## [Instructions for the task]
Look through the records below, and copy out every line that holds the string "Lubię".

Stored data

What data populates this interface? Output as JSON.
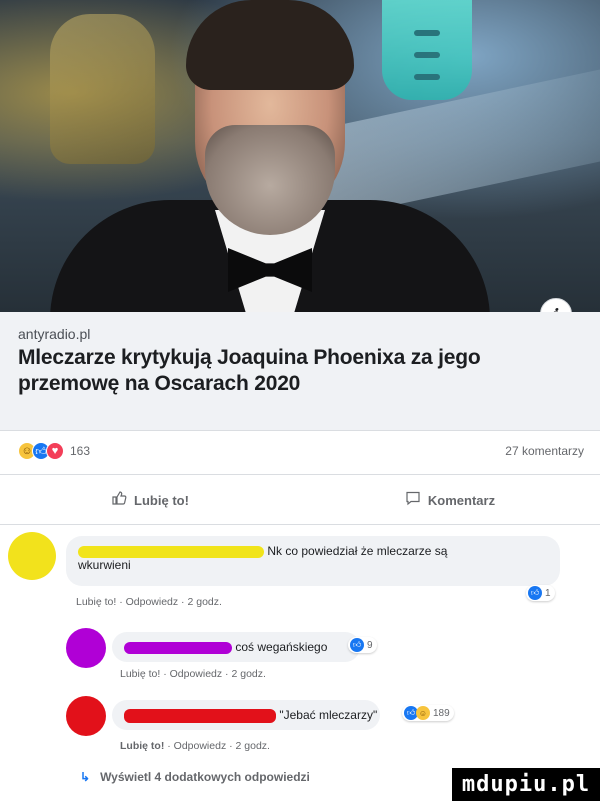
{
  "preview": {
    "domain": "antyradio.pl",
    "headline": "Mleczarze krytykują Joaquina Phoenixa za jego przemowę na Oscarach 2020"
  },
  "reactions": {
    "icons": [
      "haha-icon",
      "like-icon",
      "love-icon"
    ],
    "count": "163",
    "comments": "27 komentarzy"
  },
  "actions": {
    "like_label": "Lubię to!",
    "comment_label": "Komentarz"
  },
  "comments": [
    {
      "text": "Nk co powiedział że mleczarze są",
      "text2": "wkurwieni",
      "meta": "Lubię to! · Odpowiedz · 2 godz.",
      "reaction_count": "1",
      "redact_color": "#f1e41a"
    },
    {
      "text": "coś wegańskiego",
      "meta": "Lubię to! · Odpowiedz · 2 godz.",
      "reaction_count": "9",
      "redact_color": "#b000d6"
    },
    {
      "text": "\"Jebać mleczarzy\"",
      "meta_like": "Lubię to!",
      "meta_rest": " · Odpowiedz · 2 godz.",
      "reaction_count": "189",
      "redact_color": "#e2111a"
    }
  ],
  "more_replies": "Wyświetl 4 dodatkowych odpowiedzi",
  "watermark": "mdupiu.pl",
  "colors": {
    "facebook_blue": "#1877f2",
    "bubble_gray": "#f0f2f5"
  }
}
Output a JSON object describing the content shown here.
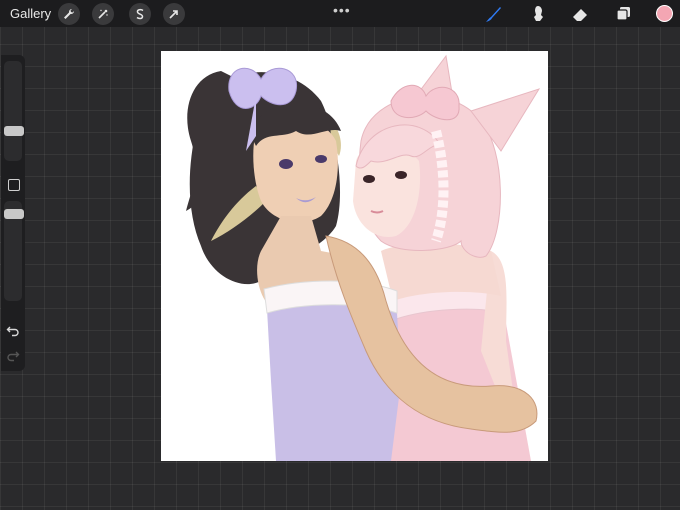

## [Result]
    "like_label": "Lubię to!",
      "meta": "Lubię to! · Odpowiedz · 2 godz.",
      "meta": "Lubię to! · Odpowiedz · 2 godz.",
      "meta_like": "Lubię to!",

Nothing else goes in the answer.